[Opening Records supplied section]

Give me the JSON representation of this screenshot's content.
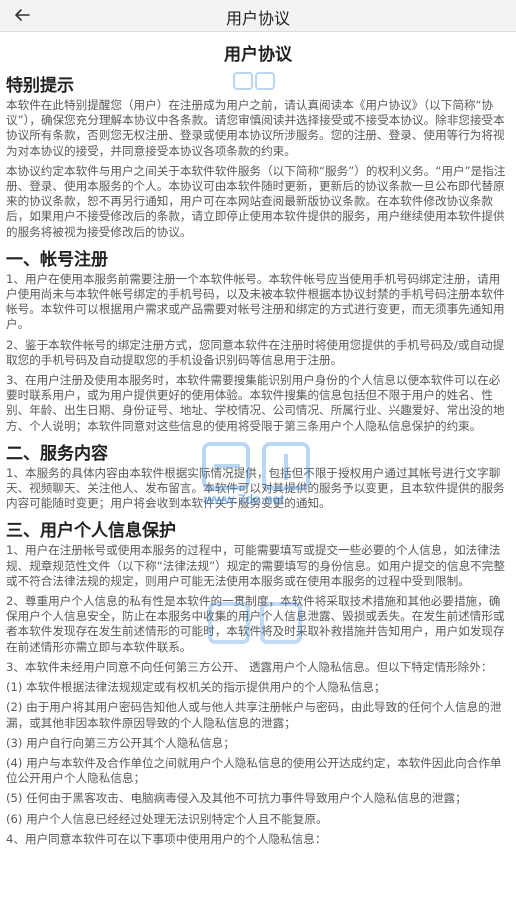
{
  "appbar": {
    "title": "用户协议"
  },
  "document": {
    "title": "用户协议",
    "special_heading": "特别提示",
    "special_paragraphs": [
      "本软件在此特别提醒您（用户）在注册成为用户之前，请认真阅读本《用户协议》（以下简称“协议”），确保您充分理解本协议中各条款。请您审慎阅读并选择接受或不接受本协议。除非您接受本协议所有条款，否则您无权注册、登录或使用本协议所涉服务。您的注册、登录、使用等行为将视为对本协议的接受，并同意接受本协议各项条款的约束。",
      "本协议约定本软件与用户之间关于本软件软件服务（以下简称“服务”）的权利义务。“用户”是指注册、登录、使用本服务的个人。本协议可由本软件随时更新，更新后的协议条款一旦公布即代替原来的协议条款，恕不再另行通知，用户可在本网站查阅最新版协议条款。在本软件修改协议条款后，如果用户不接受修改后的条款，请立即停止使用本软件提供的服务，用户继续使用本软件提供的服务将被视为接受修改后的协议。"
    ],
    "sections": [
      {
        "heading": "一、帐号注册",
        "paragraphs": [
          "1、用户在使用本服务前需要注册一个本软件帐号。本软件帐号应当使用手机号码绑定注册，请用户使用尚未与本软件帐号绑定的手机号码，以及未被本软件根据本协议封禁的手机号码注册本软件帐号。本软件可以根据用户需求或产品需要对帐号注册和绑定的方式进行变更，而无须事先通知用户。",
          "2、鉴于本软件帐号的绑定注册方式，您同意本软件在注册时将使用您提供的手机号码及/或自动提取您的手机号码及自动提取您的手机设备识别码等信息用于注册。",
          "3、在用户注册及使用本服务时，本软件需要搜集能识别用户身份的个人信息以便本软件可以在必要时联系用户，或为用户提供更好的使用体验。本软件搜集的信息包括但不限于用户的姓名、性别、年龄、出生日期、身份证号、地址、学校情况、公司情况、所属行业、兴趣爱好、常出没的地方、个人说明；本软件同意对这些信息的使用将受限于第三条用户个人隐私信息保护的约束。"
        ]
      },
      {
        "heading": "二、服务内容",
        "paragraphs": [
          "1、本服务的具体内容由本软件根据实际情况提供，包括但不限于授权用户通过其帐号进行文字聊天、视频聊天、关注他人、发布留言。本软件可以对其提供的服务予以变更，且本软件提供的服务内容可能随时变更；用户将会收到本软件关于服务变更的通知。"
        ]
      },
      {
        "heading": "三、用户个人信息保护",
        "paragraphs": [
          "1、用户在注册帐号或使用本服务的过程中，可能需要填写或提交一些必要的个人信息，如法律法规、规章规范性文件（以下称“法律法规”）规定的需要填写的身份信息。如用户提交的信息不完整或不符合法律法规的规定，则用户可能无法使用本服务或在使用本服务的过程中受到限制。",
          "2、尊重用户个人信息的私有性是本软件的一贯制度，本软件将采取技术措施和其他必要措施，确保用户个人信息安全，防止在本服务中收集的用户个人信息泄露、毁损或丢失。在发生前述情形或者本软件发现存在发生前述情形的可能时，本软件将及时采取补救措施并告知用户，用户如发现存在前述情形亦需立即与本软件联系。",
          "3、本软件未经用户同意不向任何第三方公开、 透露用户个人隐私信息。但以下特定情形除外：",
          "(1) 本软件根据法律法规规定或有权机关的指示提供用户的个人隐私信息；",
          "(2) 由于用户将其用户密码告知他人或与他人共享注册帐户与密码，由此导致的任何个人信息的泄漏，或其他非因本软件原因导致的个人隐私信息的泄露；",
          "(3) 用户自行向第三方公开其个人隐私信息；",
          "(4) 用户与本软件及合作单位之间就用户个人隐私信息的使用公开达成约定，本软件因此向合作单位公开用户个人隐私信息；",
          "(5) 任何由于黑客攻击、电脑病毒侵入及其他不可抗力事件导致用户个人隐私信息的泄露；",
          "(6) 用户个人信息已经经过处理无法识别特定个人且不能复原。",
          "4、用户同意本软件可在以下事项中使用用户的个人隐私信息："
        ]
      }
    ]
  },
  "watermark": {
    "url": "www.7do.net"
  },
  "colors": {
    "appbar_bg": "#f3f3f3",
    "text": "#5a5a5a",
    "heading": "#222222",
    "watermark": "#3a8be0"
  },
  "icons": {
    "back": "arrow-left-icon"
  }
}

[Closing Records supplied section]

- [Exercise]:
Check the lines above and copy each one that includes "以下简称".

- [Reply to the task]:
      "本软件在此特别提醒您（用户）在注册成为用户之前，请认真阅读本《用户协议》（以下简称“协议”），确保您充分理解本协议中各条款。请您审慎阅读并选择接受或不接受本协议。除非您接受本协议所有条款，否则您无权注册、登录或使用本协议所涉服务。您的注册、登录、使用等行为将视为对本协议的接受，并同意接受本协议各项条款的约束。",
      "本协议约定本软件与用户之间关于本软件软件服务（以下简称“服务”）的权利义务。“用户”是指注册、登录、使用本服务的个人。本协议可由本软件随时更新，更新后的协议条款一旦公布即代替原来的协议条款，恕不再另行通知，用户可在本网站查阅最新版协议条款。在本软件修改协议条款后，如果用户不接受修改后的条款，请立即停止使用本软件提供的服务，用户继续使用本软件提供的服务将被视为接受修改后的协议。"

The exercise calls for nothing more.